I usually stay as far away from vendor-sponsored events at conferences as possible but this year I was invited to a luncheon at the TIES conference sponsored by Promethean and First Tech. I know the folks at First Tech and am friendly with them even though I am highly critical of their products and how their partner Promethean targets schools. I know that for both of these companies the bottom line is the bottom line and for them its all business, nothing personal. But I don't make that distinction myself. I see what these companies do in their rigorous marketing to schools and how they use tactics that might be in their best interest as a company but which might be antithetical to good teaching and learning decisions. It is their propaganda that fuels district IWB initiatives, not sound pedagogical decision making. Its not that I don't like the products they sell, I just don't like how their marketing gimmicks often turn into school policy. To them, when a district decides to cut one or two media specialists so they can afford IWBs in each classroom its just business, nothing personal. But, to that media specialist or to the kids they serve its not business, it is very personal.

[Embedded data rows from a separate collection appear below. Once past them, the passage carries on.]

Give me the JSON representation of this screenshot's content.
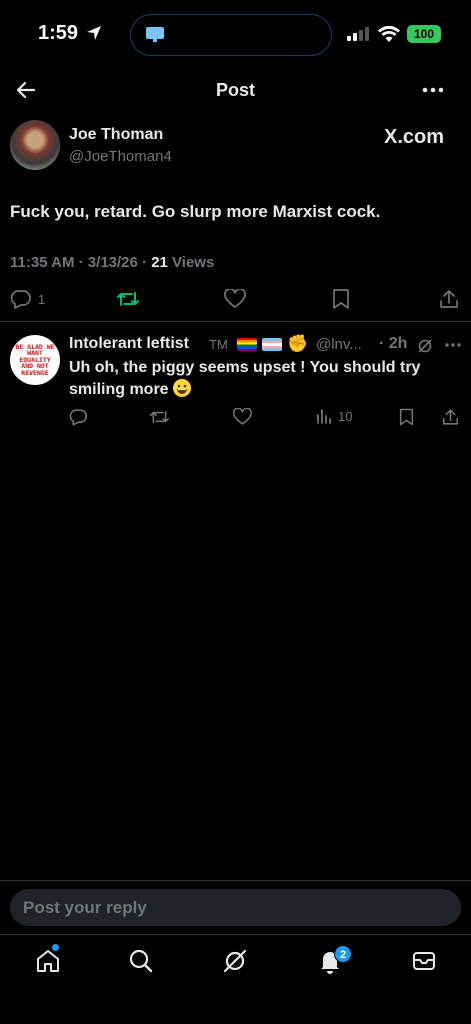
{
  "status_bar": {
    "time": "1:59",
    "battery": "100"
  },
  "header": {
    "title": "Post"
  },
  "post": {
    "author_name": "Joe Thoman",
    "author_handle": "@JoeThoman4",
    "source": "X.com",
    "text": "Fuck you, retard. Go slurp more Marxist cock.",
    "timestamp": "11:35 AM · 3/13/26 · ",
    "views_count": "21",
    "views_label": " Views",
    "reply_count": "1",
    "colors": {
      "repost_active": "#00ba7c"
    }
  },
  "reply": {
    "author_name": "Intolerant leftist",
    "tm": "TM",
    "handle": "@lnv...",
    "time": "· 2h",
    "text": "Uh oh, the piggy seems upset ! You should try smiling more",
    "views_count": "10",
    "avatar_text": "BE GLAD WE WANT EQUALITY AND NOT REVENGE"
  },
  "reply_box": {
    "placeholder": "Post your reply"
  },
  "tabbar": {
    "notifications_badge": "2"
  }
}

So, I agreed to come their luncheon and largely because I wanted to hear what edtech policies were being drafted from their marketing department so I could know what to expect from school districts in the near future. This year their big unveiling was a partnership with Chanel One. If you never attended or worked in a Chanel One school Chanel One was a huge venture from the early 1990s. Their business model was that they would give each school a television set for each classroom in the school in exchange for showing a 15 minute news broadcast to the kids that was made especially for the kids. And of course all this was made possible with advertising. Sure the schools got free technology but at the price of forcing kids to sit through propaganda designed to make them want certain products or make certain choices. In a way it was the Google Adsense model of marketing even before there was a Google.
On a side note, this was also where Anderson Cooper started his career:
Promethean said they were in the early stages of this partnership and are still developing what the final product will look like. So far they have made the Chanel One broadcasts much more interactive and will provide daily lesson plans with flipcharts and activities that work with the ActiveVote and ActiveExpression devices and are tailored to the day's current events. I suspect over time this will also mean that they will run promotions for schools to receive IWBs at a much greater rate, or perhaps signing on to Channel One will come with it a free set of student response systems or something. How many schools will take the bait? It does sound tempting but I also fear what this does to the teacher-student-content relationship. Somehow letting marketing experts write curriculum leaves a bad taste in my mouth. At least the lunch wasn't bad.
What do you think? Is a Chanel One partnership with Promethean good, bad, or ugly?